But as with Maidan there seems more than meets the eye when it comes to who decides what actions to mount and when. And while there isn’t one leader, there is coordination between groups, notably over the strategic checkpoints that have started to spring across the eastern region tasked with blocking Ukrainian military armor and troop movements.
On March 16, north of Donetsk two to three hundred men at the Olkhovaya railway station near Lugansk blocked a train carrying military hardware to the Ukrainian-Russian border. They made a barricade of metal junk and acted as human shields to stop the train proceeding. Similar actions have been mounted on main roads throughout the region, turning back tanks and armored personnel carriers.
Thirty minutes from Donetsk there is a pro-Russian checkpoint on the highway to Lugansk right by a squat police station in the median strip. “We always keep 20 to 30 people here,” says pro-Russian activist Yuri. “But if we need in an emergency, we can get within ten to fifteen minutes another 200 or more people.” On average about 20 percent of the cars that pass sound their horns to show their support.
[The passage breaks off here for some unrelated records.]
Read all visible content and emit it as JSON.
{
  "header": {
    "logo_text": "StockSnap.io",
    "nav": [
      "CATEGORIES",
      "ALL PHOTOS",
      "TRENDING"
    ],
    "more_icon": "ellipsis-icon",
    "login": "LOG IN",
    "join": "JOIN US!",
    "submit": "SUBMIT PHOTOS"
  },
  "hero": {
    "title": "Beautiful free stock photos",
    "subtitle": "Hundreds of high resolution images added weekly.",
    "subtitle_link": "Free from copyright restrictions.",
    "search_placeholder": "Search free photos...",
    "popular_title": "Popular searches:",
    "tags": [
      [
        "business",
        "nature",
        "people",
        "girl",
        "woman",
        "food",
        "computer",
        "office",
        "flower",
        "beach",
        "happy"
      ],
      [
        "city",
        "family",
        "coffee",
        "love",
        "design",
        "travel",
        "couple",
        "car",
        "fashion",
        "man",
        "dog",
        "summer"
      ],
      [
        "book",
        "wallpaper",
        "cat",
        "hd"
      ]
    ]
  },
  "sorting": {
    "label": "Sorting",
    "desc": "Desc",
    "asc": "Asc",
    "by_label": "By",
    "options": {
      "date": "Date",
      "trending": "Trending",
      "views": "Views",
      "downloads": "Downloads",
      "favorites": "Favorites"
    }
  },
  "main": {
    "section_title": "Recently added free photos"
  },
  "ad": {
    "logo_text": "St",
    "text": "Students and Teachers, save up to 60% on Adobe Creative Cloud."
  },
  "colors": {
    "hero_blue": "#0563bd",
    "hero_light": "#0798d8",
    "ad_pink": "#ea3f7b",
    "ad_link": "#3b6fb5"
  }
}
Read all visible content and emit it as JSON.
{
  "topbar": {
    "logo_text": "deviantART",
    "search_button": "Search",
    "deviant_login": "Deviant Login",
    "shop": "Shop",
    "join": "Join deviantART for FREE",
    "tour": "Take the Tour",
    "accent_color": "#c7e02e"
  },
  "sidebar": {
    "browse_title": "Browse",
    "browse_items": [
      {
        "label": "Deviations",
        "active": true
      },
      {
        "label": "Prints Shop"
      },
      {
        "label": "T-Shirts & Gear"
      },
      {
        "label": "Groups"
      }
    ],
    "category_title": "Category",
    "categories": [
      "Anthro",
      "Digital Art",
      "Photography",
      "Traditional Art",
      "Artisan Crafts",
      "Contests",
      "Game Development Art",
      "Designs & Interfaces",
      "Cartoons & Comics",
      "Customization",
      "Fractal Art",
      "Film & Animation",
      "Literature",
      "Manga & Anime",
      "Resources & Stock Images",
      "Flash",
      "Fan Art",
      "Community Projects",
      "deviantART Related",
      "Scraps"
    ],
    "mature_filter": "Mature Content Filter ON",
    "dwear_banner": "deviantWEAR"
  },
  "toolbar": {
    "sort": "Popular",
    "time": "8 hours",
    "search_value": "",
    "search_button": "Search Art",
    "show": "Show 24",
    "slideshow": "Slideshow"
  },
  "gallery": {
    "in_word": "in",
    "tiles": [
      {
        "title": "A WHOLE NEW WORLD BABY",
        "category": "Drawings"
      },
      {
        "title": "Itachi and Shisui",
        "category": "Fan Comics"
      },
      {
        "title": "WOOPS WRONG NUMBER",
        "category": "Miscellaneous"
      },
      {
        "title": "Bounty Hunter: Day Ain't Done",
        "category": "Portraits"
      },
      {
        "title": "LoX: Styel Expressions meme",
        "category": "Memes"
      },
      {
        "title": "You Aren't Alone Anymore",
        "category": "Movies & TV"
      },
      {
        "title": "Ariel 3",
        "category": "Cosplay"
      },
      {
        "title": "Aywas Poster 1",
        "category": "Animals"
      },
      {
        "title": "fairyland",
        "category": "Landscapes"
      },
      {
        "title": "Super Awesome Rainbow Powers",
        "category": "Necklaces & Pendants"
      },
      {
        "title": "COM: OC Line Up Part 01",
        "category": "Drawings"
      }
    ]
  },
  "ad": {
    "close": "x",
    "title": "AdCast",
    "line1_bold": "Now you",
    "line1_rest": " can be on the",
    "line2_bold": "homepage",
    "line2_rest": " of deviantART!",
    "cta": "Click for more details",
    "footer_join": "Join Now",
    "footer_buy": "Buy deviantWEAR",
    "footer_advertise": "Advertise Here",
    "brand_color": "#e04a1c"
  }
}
Yuri says since Sunday they have stopped three small convoys of rocket-launchers advancing to Lugansk. The traffic police insist this isn’t true and that they have had to do nothing to stop the agitators, as they have not trespassed on the road. “They are peaceful,” one of half-a-dozen policemen notes. “They clean up after themselves,” he adds brightly. Yuri claims, “The police are with us.”
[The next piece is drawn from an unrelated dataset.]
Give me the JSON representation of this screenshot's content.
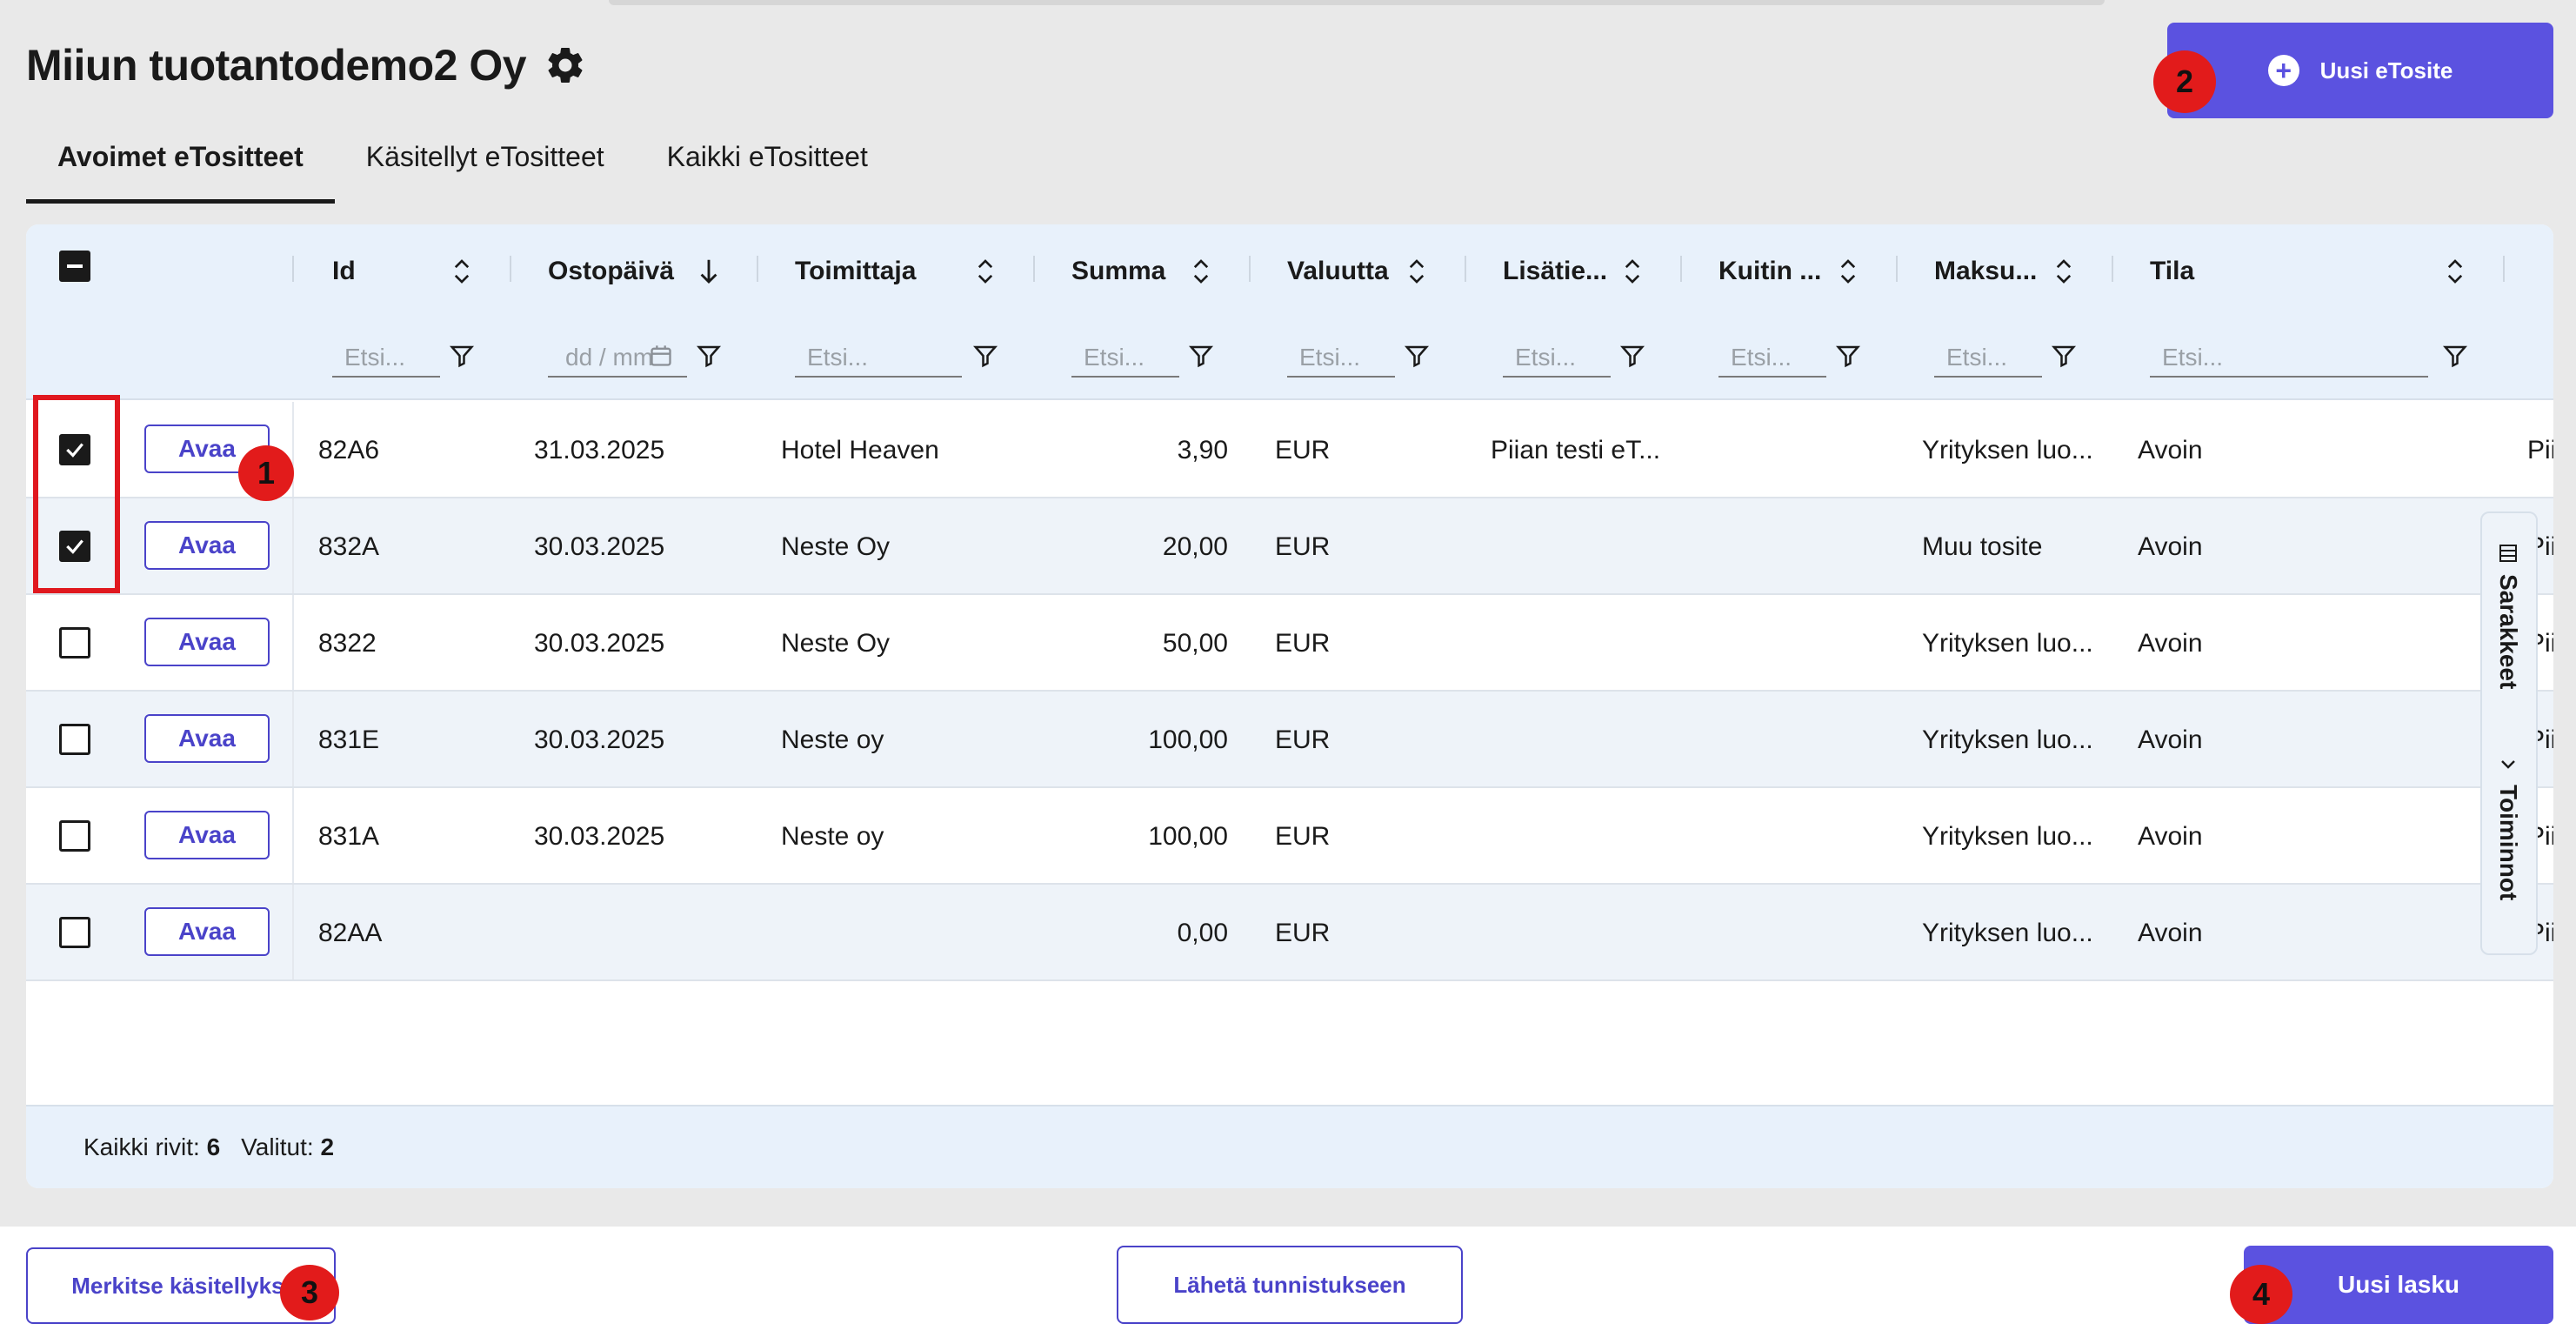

None of the men at the checkpoint are wearing camouflage. But further out in more remote rural areas there have been reports that militarized pro-Russian irregulars, members of a group that calls itself the National Militia of Donetsk, are mounting some checkpoints. Rudenko denies any knowledge of the group or ties between them and Gubarev’s followers. But he says there is some coordination with agitators in other eastern region towns trying to stop or hinder Ukrainian military movements and says there will be more checkpoints mounted in the coming days.
Again, Rudenko insists all these actions are homegrown and not being encouraged by Russian outsiders or provocateurs. But a former top Putin economic adviser, Andrei Illarionov, warned this week in an interview with Ukrainian television that Russian Spetsnaz (special operations) forces and intelligence agents were almost certainly operating on Ukrainian territory already with orders to subvert and sow discord.
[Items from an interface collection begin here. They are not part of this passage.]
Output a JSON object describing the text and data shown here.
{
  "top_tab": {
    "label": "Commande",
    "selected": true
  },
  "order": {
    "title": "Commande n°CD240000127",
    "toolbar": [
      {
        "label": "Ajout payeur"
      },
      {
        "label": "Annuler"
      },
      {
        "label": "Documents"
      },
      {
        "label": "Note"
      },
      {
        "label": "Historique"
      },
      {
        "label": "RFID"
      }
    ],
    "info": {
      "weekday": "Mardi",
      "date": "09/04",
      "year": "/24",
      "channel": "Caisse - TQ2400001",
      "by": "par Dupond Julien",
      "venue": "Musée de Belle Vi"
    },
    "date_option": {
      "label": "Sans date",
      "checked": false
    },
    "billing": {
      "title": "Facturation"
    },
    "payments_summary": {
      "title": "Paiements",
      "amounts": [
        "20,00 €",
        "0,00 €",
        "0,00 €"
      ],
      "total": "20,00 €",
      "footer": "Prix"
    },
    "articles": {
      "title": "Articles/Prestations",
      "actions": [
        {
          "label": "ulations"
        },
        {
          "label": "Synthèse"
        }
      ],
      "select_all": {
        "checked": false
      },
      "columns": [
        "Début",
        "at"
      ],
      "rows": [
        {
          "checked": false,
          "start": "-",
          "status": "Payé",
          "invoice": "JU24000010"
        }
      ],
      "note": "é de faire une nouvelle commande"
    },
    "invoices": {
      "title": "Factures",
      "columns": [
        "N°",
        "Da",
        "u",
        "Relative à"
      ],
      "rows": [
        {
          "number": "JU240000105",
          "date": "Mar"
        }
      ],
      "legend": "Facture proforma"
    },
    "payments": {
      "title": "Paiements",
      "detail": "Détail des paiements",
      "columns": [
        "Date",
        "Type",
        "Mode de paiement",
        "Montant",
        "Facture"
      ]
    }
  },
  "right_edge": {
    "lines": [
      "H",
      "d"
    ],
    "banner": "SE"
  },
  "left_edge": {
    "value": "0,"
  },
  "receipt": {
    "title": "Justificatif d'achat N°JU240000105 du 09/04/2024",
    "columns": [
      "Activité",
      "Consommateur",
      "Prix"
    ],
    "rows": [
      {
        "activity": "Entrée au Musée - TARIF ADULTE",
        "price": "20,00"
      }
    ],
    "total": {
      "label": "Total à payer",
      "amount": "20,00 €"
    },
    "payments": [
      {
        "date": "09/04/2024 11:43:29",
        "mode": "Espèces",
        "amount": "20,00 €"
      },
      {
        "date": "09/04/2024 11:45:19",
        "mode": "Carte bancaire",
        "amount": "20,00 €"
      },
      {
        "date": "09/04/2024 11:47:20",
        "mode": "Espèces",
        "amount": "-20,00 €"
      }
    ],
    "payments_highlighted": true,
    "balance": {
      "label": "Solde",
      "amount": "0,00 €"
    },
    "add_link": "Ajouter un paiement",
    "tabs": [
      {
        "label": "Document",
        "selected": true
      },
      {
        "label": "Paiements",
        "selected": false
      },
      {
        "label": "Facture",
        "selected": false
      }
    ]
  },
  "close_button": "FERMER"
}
A pro-Ukrainian movement is also emerging in Donetsk and has about 5,000 followers on its VKontakte page. “We decided we couldn’t sit back and watch what is going on and had to do something,” says Ekaterina Kastrova, a 24-year-old English student, who until a year ago was studying in Moscow. She is an ethnic Russian. Another one of the group’s leaders, Diana Berg, a 34-year-old graphic designer, says,” we have noticed there are more bosses around on the other side, standing back but giving orders.”
The pro-Ukrainian leaders have organized three rallies since March 4, attracting 2,000 at the first and then 10,000 the next day. But their “harshest” was on March 14, when pro-Russian agitators attacked armed with clubs, baseball bats and knives. The pro-Ukrainian killed was a final-year history student, called Dima. Both women are in tears when recalling his death—he was stabbed and died in the ambulance. “His mother hadn’t wanted him to go to the rally but he answered, ‘I wouldn’t be the son you raised, if I didn’t go,’” says Kate.
She says: “All our movement is about is Donetsk staying in Ukraine. Many in the group don’t even agree with Ukraine becoming closer to Europe at the expense of Russia. We want to be good neighbors with both. But I don’t want to live in Putin’s Russia.”